YOUR OBJECTIVE. Filter the records below for the word "Номер". Keep each line that has it.

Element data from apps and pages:
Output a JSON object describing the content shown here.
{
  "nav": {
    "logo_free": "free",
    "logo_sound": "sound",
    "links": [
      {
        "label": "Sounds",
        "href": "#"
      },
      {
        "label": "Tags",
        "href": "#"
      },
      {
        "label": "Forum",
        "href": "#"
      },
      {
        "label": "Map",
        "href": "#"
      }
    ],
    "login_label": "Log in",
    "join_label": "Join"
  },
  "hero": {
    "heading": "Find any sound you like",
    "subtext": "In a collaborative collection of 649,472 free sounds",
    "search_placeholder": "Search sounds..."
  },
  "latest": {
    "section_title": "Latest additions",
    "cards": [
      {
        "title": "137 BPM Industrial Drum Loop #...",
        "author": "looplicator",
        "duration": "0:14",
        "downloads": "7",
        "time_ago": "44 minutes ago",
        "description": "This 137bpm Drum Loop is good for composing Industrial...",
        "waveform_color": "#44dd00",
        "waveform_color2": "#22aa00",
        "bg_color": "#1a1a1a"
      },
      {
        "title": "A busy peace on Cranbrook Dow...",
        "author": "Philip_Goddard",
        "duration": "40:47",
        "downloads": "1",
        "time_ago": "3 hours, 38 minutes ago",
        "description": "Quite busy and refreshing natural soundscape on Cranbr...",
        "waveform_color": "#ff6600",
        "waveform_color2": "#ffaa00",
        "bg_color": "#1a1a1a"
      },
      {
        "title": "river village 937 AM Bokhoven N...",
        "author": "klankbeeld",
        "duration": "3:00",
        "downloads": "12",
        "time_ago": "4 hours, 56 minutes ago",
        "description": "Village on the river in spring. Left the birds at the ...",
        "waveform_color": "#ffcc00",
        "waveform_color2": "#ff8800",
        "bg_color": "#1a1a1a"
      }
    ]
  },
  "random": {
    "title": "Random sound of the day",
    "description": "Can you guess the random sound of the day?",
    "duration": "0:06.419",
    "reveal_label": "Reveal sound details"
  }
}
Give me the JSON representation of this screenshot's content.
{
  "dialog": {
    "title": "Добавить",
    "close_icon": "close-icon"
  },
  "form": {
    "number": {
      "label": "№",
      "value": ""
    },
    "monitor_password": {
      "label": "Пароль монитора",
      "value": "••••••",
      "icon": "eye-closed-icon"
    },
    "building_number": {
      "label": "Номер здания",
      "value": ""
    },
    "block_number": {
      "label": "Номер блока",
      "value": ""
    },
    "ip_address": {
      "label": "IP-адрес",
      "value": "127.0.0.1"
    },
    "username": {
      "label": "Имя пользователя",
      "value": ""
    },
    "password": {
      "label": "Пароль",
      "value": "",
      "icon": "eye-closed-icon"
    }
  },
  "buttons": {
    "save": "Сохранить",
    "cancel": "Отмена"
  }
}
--
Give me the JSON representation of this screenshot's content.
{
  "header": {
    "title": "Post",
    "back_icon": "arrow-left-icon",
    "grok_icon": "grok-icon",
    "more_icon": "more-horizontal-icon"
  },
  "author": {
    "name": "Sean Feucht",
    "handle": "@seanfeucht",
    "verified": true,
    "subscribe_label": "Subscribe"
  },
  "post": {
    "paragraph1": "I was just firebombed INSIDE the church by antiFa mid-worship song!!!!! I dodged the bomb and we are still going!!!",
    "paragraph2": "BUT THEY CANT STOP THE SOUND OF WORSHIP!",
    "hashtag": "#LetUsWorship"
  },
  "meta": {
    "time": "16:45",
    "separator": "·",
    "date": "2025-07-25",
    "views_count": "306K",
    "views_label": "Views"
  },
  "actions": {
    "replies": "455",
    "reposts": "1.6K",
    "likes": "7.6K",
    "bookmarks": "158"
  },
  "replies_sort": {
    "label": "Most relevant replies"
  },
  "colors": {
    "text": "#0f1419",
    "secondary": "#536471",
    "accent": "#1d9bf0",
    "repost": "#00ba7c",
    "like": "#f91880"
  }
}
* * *
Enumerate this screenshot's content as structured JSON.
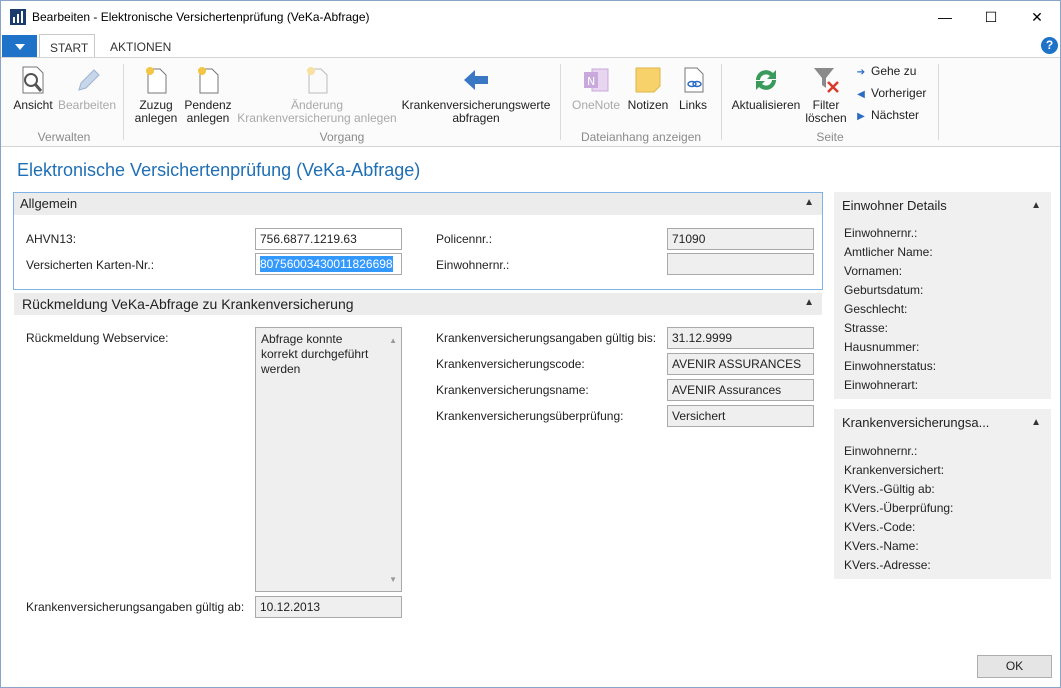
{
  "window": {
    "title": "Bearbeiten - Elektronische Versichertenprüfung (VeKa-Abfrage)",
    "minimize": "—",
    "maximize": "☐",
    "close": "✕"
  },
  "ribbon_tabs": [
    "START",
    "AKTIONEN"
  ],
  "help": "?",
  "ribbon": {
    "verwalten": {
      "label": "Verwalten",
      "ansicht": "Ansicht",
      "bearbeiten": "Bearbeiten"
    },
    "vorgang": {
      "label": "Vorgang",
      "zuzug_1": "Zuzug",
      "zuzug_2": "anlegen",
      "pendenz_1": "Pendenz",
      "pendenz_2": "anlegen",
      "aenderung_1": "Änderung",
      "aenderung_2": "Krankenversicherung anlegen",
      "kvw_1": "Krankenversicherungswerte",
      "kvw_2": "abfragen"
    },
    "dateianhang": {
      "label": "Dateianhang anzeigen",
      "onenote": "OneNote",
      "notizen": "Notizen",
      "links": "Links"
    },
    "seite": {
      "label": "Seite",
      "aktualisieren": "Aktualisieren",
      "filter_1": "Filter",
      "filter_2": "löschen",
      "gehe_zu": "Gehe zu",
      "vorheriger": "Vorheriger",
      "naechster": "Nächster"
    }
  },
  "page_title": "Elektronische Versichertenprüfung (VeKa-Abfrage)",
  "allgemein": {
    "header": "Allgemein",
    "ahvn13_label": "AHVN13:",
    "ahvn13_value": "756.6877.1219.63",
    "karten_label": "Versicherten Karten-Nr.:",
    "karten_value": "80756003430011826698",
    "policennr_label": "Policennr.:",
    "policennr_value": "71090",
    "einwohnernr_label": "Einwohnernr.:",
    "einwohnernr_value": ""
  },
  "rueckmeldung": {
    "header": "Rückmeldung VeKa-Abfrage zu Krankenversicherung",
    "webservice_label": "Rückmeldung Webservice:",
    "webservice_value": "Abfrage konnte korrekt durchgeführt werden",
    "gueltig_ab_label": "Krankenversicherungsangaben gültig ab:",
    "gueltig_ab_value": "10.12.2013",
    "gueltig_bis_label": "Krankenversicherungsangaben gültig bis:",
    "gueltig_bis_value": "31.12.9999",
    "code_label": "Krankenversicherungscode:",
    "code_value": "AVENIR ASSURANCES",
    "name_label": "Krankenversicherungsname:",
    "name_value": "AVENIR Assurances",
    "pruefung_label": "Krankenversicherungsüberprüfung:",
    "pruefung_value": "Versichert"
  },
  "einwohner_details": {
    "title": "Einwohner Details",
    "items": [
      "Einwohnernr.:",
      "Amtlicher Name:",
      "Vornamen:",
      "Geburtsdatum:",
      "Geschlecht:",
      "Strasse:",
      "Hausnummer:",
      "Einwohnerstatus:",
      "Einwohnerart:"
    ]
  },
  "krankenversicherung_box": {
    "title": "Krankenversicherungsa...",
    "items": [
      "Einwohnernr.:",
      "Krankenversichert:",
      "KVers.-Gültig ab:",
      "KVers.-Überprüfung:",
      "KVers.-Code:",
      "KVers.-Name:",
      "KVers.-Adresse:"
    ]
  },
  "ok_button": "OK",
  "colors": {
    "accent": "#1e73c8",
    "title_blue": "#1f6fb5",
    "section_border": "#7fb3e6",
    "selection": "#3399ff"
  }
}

THE COMPLETED TASK.
      "label": "Номер здания",
      "label": "Номер блока",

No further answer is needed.